Source: By Kelsey Tamborrino, Politico • Posted: Thursday, August 16, 2018

EPA’s plan to undo the Obama-era climate rule for coal-burning power plants is widely expected to include a far less stringent replacement rule, but the new climate proposal would also boost states’ latitude to write their own regulations for coal plants or pave a path for seeking permission to opt out, according to POLITICO’s review of a portion of the unpublished draft and a source who reviewed other sections of the document.

The draft offers the first look at the specifics of the Trump administration’s proposal to undo the Clean Power Plan since EPA released a broader notice that it would reconsider the rule in April, POLITICO’s Emily Holden reports. The White House Office of Management and Budget has reviewed the draft and sent it back to EPA this week, meaning the plan will likely be unveiled in the coming days. Legal experts say a replacement rule could stall a future president from quickly writing carbon regulations.

Under the new regulation, states would be allowed to write rules to make coal power plants more efficient, enabling them to burn less coal to produce the same amount of electricity. But critics say that could be bad for the planet by making it cost-effective for companies to run those plants more often, Emily reports. According to the draft, EPA intends to argue that the Obama administration’s rule illegally sought to regulate the broader power sector, beyond coal plants, and that the compliance costs would have been high and the climate benefits negligible.

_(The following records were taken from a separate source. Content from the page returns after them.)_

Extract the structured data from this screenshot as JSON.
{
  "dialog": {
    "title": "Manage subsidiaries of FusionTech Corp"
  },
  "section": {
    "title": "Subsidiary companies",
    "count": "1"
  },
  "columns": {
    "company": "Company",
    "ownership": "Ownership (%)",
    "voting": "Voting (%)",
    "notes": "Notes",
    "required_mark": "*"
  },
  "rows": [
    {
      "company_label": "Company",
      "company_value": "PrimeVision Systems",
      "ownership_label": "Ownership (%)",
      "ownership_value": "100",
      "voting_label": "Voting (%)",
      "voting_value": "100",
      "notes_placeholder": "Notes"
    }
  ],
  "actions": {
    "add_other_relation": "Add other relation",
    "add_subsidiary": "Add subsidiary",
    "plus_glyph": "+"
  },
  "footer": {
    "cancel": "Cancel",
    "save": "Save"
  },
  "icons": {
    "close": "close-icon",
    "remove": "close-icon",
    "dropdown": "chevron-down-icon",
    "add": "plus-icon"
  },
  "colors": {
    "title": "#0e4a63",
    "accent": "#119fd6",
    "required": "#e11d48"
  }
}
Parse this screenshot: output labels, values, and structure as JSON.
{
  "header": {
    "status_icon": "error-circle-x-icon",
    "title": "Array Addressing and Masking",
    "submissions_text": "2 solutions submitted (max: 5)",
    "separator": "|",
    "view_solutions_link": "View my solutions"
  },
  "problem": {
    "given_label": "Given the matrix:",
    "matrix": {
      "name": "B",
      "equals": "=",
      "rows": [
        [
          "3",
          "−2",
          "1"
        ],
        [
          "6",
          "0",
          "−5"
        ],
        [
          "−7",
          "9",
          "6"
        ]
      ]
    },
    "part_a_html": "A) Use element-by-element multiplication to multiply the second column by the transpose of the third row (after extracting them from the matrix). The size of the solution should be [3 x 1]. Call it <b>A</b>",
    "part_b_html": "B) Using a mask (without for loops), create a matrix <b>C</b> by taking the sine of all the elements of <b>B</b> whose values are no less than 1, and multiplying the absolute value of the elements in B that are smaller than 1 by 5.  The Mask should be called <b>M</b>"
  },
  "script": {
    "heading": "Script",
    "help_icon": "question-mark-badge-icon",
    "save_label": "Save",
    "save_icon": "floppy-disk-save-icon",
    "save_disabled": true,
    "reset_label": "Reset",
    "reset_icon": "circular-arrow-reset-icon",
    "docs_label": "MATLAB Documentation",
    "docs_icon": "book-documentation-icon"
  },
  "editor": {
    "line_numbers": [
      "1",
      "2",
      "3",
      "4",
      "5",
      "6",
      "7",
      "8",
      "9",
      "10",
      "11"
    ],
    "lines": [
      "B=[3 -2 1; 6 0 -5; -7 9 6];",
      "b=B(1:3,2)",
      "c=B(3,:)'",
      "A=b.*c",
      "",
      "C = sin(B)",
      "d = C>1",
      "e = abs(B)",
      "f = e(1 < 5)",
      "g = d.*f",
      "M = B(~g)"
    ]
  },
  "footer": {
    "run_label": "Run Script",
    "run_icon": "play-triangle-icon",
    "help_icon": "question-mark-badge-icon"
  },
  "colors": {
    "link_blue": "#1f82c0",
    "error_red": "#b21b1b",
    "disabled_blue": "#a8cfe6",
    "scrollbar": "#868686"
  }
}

Other details of the proposal include: 
— State plans could be in effect before 2025
— Coal plants upgrades could avoid triggering New Source Review requirements
— EPA expects the average power plant heat rate improvement would be 1-3 percent and cost $30 to $60 per kilowatt
— Retail electricity prices could be similar or somewhat higher than if EPA repealed the Clean Power Plan
— EPA would only count the domestic benefits of curbing greenhouse gas emissions
— In comparing costs and benefits of replacing the rule, EPA assumes states would have capped emissions and would not have used interstate trading — which would have decreased the expected costs of the Clean Power Plan